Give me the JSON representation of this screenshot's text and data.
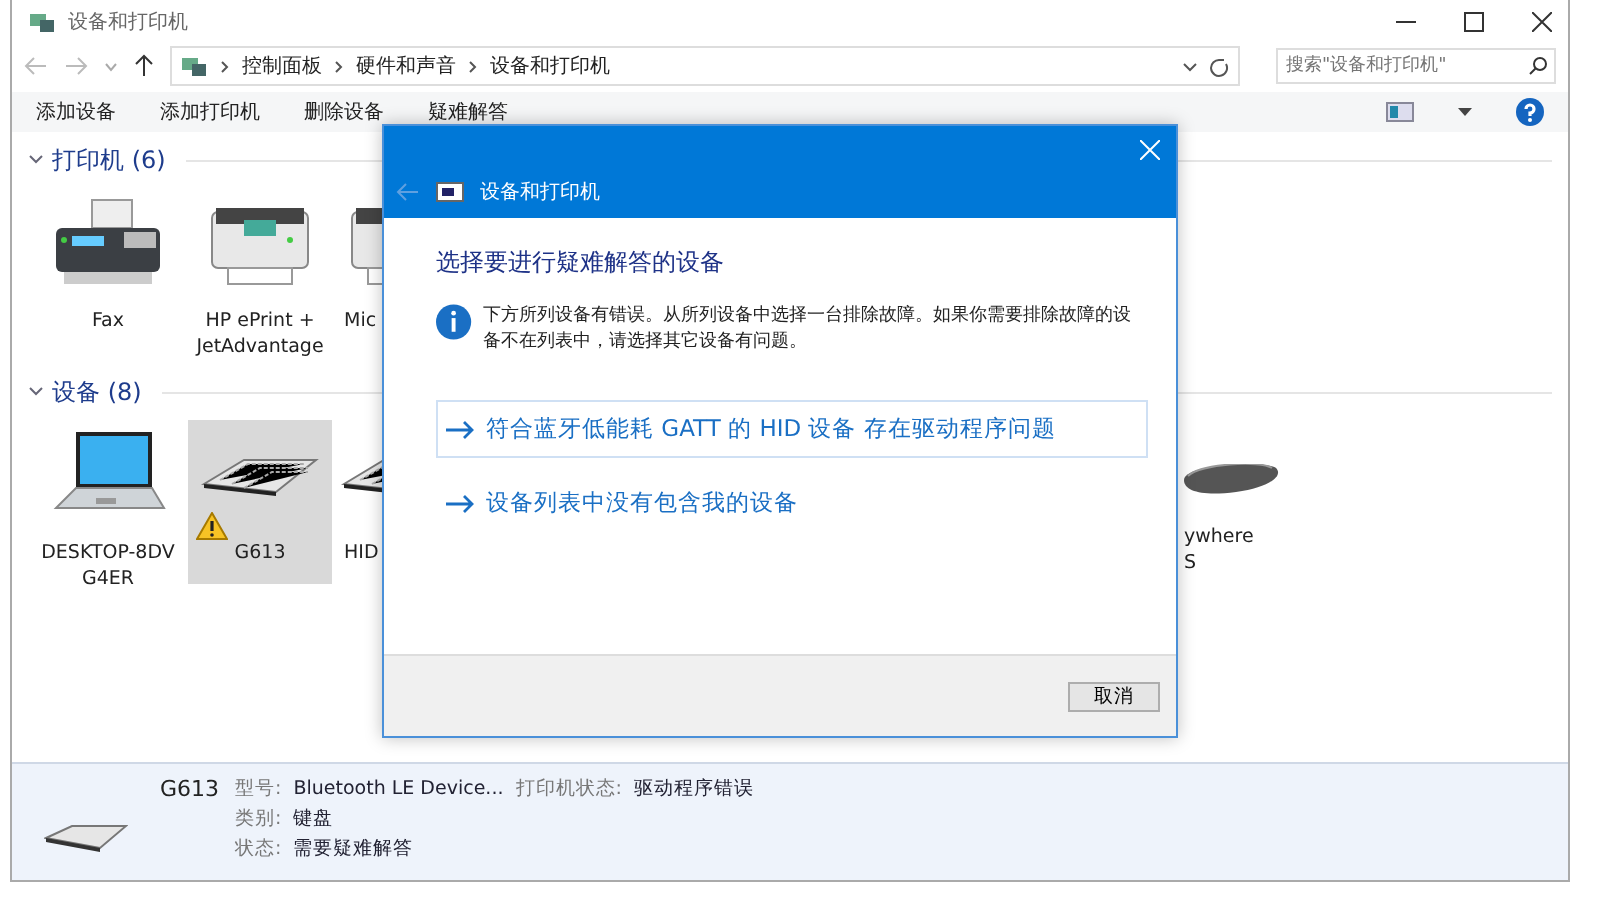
{
  "window": {
    "title": "设备和打印机"
  },
  "address": {
    "breadcrumb": [
      "控制面板",
      "硬件和声音",
      "设备和打印机"
    ]
  },
  "search": {
    "placeholder": "搜索\"设备和打印机\""
  },
  "commands": [
    "添加设备",
    "添加打印机",
    "删除设备",
    "疑难解答"
  ],
  "groups": [
    {
      "title": "打印机 (6)",
      "expanded": true,
      "items": [
        {
          "kind": "fax",
          "name": [
            "Fax"
          ],
          "selected": false,
          "warning": false
        },
        {
          "kind": "printer",
          "name": [
            "HP ePrint +",
            "JetAdvantage"
          ],
          "selected": false,
          "warning": false
        },
        {
          "kind": "printer",
          "name": [
            "Mic"
          ],
          "selected": false,
          "warning": false
        }
      ]
    },
    {
      "title": "设备 (8)",
      "expanded": true,
      "items": [
        {
          "kind": "laptop",
          "name": [
            "DESKTOP-8DV",
            "G4ER"
          ],
          "selected": false,
          "warning": false
        },
        {
          "kind": "keyboard",
          "name": [
            "G613"
          ],
          "selected": true,
          "warning": true
        },
        {
          "kind": "keyboard",
          "name": [
            "HID"
          ],
          "selected": false,
          "warning": false
        },
        {
          "kind": "mouse",
          "name": [
            "ywhere",
            "S"
          ],
          "selected": false,
          "warning": false
        }
      ]
    }
  ],
  "details": {
    "name": "G613",
    "fields": [
      {
        "label": "型号:",
        "value": "Bluetooth LE Device..."
      },
      {
        "label": "打印机状态:",
        "value": "驱动程序错误"
      },
      {
        "label": "类别:",
        "value": "键盘"
      },
      {
        "label": "状态:",
        "value": "需要疑难解答"
      }
    ]
  },
  "dialog": {
    "title": "设备和打印机",
    "heading": "选择要进行疑难解答的设备",
    "info": "下方所列设备有错误。从所列设备中选择一台排除故障。如果你需要排除故障的设备不在列表中，请选择其它设备有问题。",
    "options": [
      {
        "text": "符合蓝牙低能耗 GATT 的 HID 设备 存在驱动程序问题",
        "selected": true
      },
      {
        "text": "设备列表中没有包含我的设备",
        "selected": false
      }
    ],
    "button": "取消"
  }
}
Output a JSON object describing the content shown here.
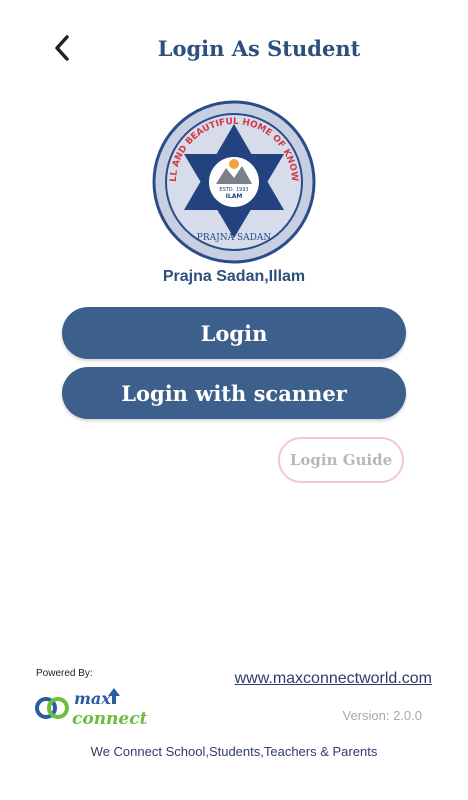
{
  "header": {
    "title": "Login As Student",
    "back_icon": "chevron-left-icon"
  },
  "school": {
    "name": "Prajna Sadan,Illam",
    "logo": {
      "outer_text": "A SMALL AND BEAUTIFUL HOME OF KNOWLEDGE",
      "banner_text": "PRAJNA SADAN",
      "estd_text": "ESTD. 1993",
      "center_text": "ILAM"
    }
  },
  "actions": {
    "login_label": "Login",
    "scanner_label": "Login with scanner",
    "guide_label": "Login Guide"
  },
  "footer": {
    "powered_by": "Powered By:",
    "brand_name_top": "max",
    "brand_name_bottom": "connect",
    "website": "www.maxconnectworld.com",
    "version": "Version: 2.0.0",
    "tagline": "We Connect School,Students,Teachers & Parents"
  },
  "colors": {
    "primary": "#3d5f8c",
    "title": "#2d4f7c",
    "guide_border": "#f1c9cf",
    "brand_green": "#6dbb3f",
    "brand_blue": "#2a5d9f"
  }
}
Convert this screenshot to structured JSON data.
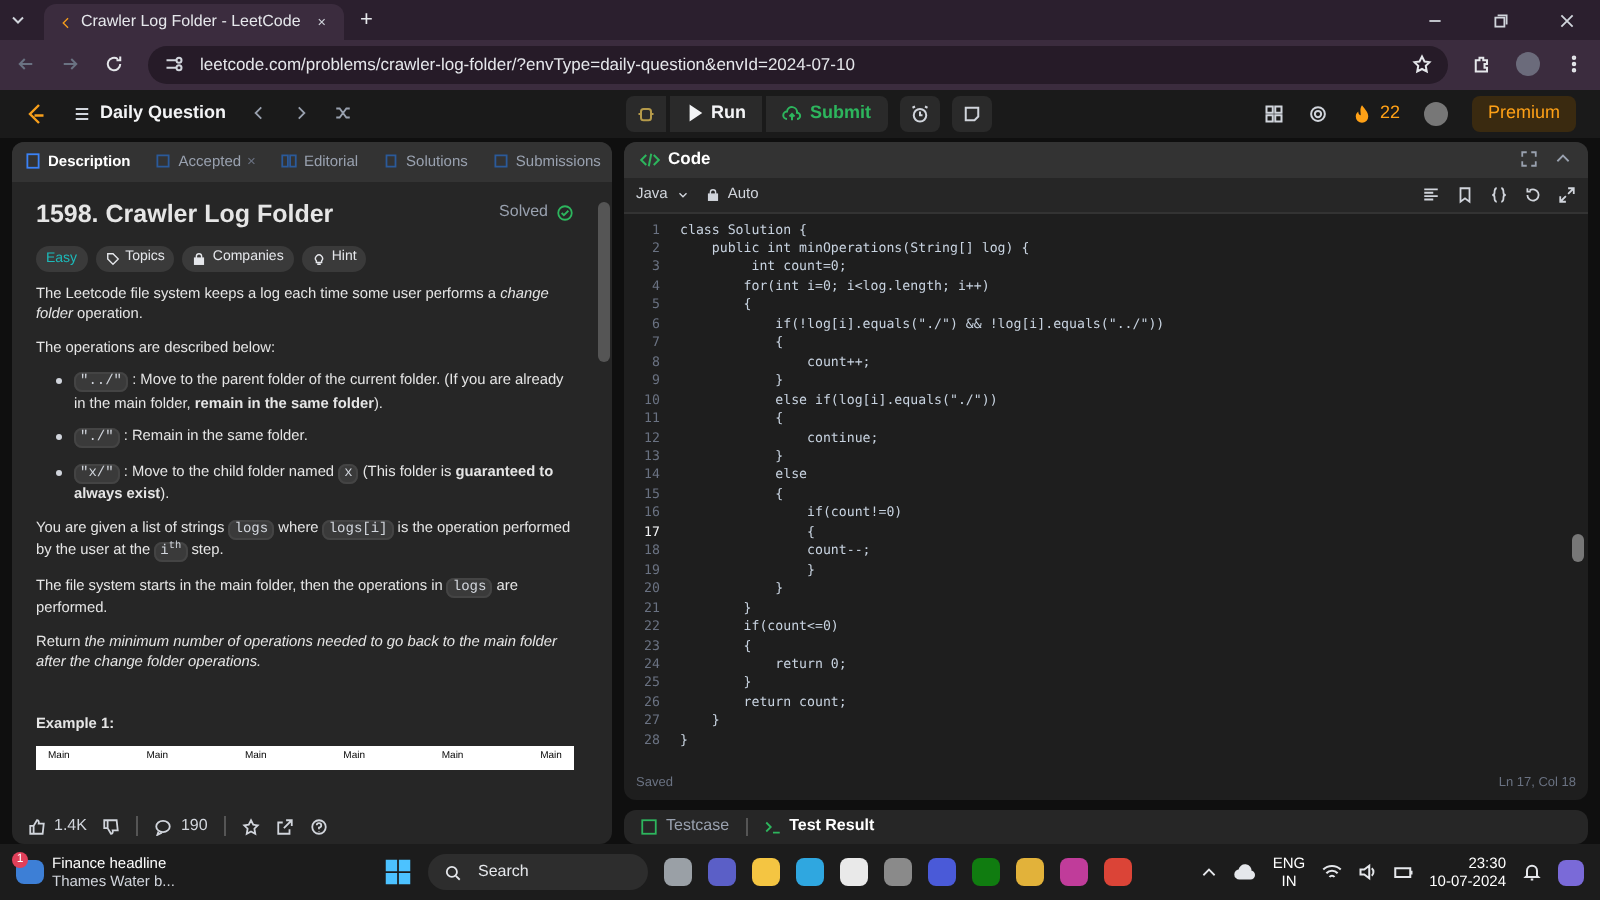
{
  "browser": {
    "tab_title": "Crawler Log Folder - LeetCode",
    "new_tab": "+",
    "url": "leetcode.com/problems/crawler-log-folder/?envType=daily-question&envId=2024-07-10"
  },
  "navbar": {
    "title": "Daily Question",
    "run": "Run",
    "submit": "Submit",
    "streak": "22",
    "premium": "Premium"
  },
  "left_tabs": [
    {
      "label": "Description",
      "selected": true,
      "closable": false
    },
    {
      "label": "Accepted",
      "selected": false,
      "closable": true
    },
    {
      "label": "Editorial",
      "selected": false,
      "closable": false
    },
    {
      "label": "Solutions",
      "selected": false,
      "closable": false
    },
    {
      "label": "Submissions",
      "selected": false,
      "closable": false
    }
  ],
  "close_mark": "×",
  "problem": {
    "title": "1598. Crawler Log Folder",
    "status": "Solved",
    "tags": [
      {
        "label": "Easy",
        "kind": "difficulty"
      },
      {
        "label": "Topics",
        "kind": "topics"
      },
      {
        "label": "Companies",
        "kind": "companies"
      },
      {
        "label": "Hint",
        "kind": "hint"
      }
    ],
    "intro": "The Leetcode file system keeps a log each time some user performs a *change folder* operation.",
    "ops_intro": "The operations are described below:",
    "bullets": [
      [
        {
          "kind": "code",
          "text": "\"../\""
        },
        {
          "kind": "text",
          "text": " : Move to the parent folder of the current folder. (If you are already in the main folder, **remain in the same folder**)."
        }
      ],
      [
        {
          "kind": "code",
          "text": "\"./\""
        },
        {
          "kind": "text",
          "text": " : Remain in the same folder."
        }
      ],
      [
        {
          "kind": "code",
          "text": "\"x/\""
        },
        {
          "kind": "text",
          "text": " : Move to the child folder named "
        },
        {
          "kind": "code",
          "text": "x"
        },
        {
          "kind": "text",
          "text": " (This folder is **guaranteed to always exist**)."
        }
      ]
    ],
    "p_given": [
      {
        "kind": "text",
        "text": "You are given a list of strings "
      },
      {
        "kind": "code",
        "text": "logs"
      },
      {
        "kind": "text",
        "text": " where "
      },
      {
        "kind": "code",
        "text": "logs[i]"
      },
      {
        "kind": "text",
        "text": " is the operation performed by the user at the "
      },
      {
        "kind": "code",
        "text": "i$^{th}$"
      },
      {
        "kind": "text",
        "text": " step."
      }
    ],
    "p_start": [
      {
        "kind": "text",
        "text": "The file system starts in the main folder, then the operations in "
      },
      {
        "kind": "code",
        "text": "logs"
      },
      {
        "kind": "text",
        "text": " are performed."
      }
    ],
    "p_return": "Return *the minimum number of operations needed to go back to the main folder after the change folder operations.*",
    "example_title": "Example 1:",
    "example_labels": [
      "Main",
      "Main",
      "Main",
      "Main",
      "Main",
      "Main"
    ]
  },
  "footer": {
    "likes": "1.4K",
    "comments": "190"
  },
  "code_panel": {
    "title": "Code",
    "language": "Java",
    "mode": "Auto",
    "saved": "Saved",
    "cursor": "Ln 17, Col 18"
  },
  "code_lines": [
    {
      "number": "1",
      "text": "class Solution {",
      "current": false
    },
    {
      "number": "2",
      "text": "    public int minOperations(String[] log) {",
      "current": false
    },
    {
      "number": "3",
      "text": "         int count=0;",
      "current": false
    },
    {
      "number": "4",
      "text": "        for(int i=0; i<log.length; i++)",
      "current": false
    },
    {
      "number": "5",
      "text": "        {",
      "current": false
    },
    {
      "number": "6",
      "text": "            if(!log[i].equals(\"./\") && !log[i].equals(\"../\"))",
      "current": false
    },
    {
      "number": "7",
      "text": "            {",
      "current": false
    },
    {
      "number": "8",
      "text": "                count++;",
      "current": false
    },
    {
      "number": "9",
      "text": "            }",
      "current": false
    },
    {
      "number": "10",
      "text": "            else if(log[i].equals(\"./\"))",
      "current": false
    },
    {
      "number": "11",
      "text": "            {",
      "current": false
    },
    {
      "number": "12",
      "text": "                continue;",
      "current": false
    },
    {
      "number": "13",
      "text": "            }",
      "current": false
    },
    {
      "number": "14",
      "text": "            else",
      "current": false
    },
    {
      "number": "15",
      "text": "            {",
      "current": false
    },
    {
      "number": "16",
      "text": "                if(count!=0)",
      "current": false
    },
    {
      "number": "17",
      "text": "                {",
      "current": true
    },
    {
      "number": "18",
      "text": "                count--;",
      "current": false
    },
    {
      "number": "19",
      "text": "                }",
      "current": false
    },
    {
      "number": "20",
      "text": "            }",
      "current": false
    },
    {
      "number": "21",
      "text": "        }",
      "current": false
    },
    {
      "number": "22",
      "text": "        if(count<=0)",
      "current": false
    },
    {
      "number": "23",
      "text": "        {",
      "current": false
    },
    {
      "number": "24",
      "text": "            return 0;",
      "current": false
    },
    {
      "number": "25",
      "text": "        }",
      "current": false
    },
    {
      "number": "26",
      "text": "        return count;",
      "current": false
    },
    {
      "number": "27",
      "text": "    }",
      "current": false
    },
    {
      "number": "28",
      "text": "}",
      "current": false
    }
  ],
  "bottom_tabs": [
    {
      "label": "Testcase",
      "selected": false
    },
    {
      "label": "Test Result",
      "selected": true
    }
  ],
  "taskbar": {
    "news_badge": "1",
    "news_title": "Finance headline",
    "news_text": "Thames Water b...",
    "search": "Search",
    "lang": "ENG",
    "region": "IN",
    "time": "23:30",
    "date": "10-07-2024"
  }
}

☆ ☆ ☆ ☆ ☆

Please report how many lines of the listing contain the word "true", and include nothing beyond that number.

◆ **OUTPUT FOR THIS TASK**
9